College of Health Sciences >
Please use this identifier to cite or link to this item:
|Title: ||“I wouldn’t have hit you, but you would have killed your baby:” exploring midwives’ perspectives on disrespect and abusive Care in Ghana|
|Authors: ||Dzomeku, Veronica Millicent|
Mensah, Adwoa Bemah Boamah
Nakua, Emmanuel Kweku
Lori, Jody Rae
|Keywords: ||Disrespectful maternity care|
|Issue Date: ||2020|
|Publisher: ||BMC Pregnancy and Childbirth|
|Citation: ||BMC Pregnancy and Childbirth (2020) 20:15; https://doi.org/10.1186/s12884-019-2691-y|
|Abstract: ||Background: Quality maternal health reduces maternal and neonatal mortality and morbidity. Healthcare
professionals, including midwives, are significant agents for the promotion of quality maternal health. Frequents
reports of disrespect and abuse of childbearing women by midwives during intrapartum care are becoming
common, suggesting that many of these agents are engaging in care practices that compromise quality maternal
health. Thus, understanding midwives’ descriptions and experiences of the phenomenon is critical to addressing
the threat. This paper, therefore, explored the understanding of midwives on D&AC and their occurrence in

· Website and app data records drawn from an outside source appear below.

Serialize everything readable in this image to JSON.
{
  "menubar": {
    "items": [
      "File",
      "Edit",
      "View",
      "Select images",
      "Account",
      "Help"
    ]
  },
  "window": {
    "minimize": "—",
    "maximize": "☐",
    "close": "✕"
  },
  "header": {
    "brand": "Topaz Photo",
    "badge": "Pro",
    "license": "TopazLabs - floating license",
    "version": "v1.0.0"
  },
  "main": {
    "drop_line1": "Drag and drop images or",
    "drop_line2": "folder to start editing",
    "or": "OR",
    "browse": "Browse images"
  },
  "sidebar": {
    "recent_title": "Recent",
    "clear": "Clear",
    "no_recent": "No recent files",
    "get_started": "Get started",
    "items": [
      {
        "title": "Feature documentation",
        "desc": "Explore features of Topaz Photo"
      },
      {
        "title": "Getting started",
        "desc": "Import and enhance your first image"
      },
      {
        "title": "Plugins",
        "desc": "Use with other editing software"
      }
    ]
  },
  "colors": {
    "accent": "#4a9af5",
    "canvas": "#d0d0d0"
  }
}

professional practice in a tertiary health facility in Kumasi, Ghana.
Methods: An exploratory descriptive qualitative research design using an interpretative approach was employed in
the study. Data were generated through individual in-depth interviews. Data saturation was reached with fifteen
interviews. The interviews were audio-recorded and transcribed verbatim. Open Code 4.03 was used to manage
and analyse the data.
Results: The midwives understood D&AC. They also confirmed meting out or witnessing colleagues engage in
D&AC in their professional practice. The midwives described D&AC as the provision of inadequate care and the
overlooking of patient-centred care, and verbal, physical, and psychological abuse. The themes revealed that socioeconomic inequalities, provider perception and victim-blaming, and health system-related factors facilitate D&AC. It
emerged that the following marginalized groups were at high risk for D&AC: the non-compliant, mentally ill, HIV/
AIDs+, teenagers, poor, and childbearing women on admission at the general labour ward.
Conclusion: The midwives understood D&AC and revealed that it frequently occurred in their professional practice.
Frequent in-service training on respectful maternity care and monitoring of care provision in healthcare facilities are
needed to eliminate the incidence of D&AC.|
|Description: ||An article published in BMC Pregnancy and Childbirth (2020) 20:15; https://doi.org/10.1186/s12884-019-2691-y|
|Appears in Collections:||College of Health Sciences|
Items in DSpace are protected by copyright, with all rights reserved, unless otherwise indicated.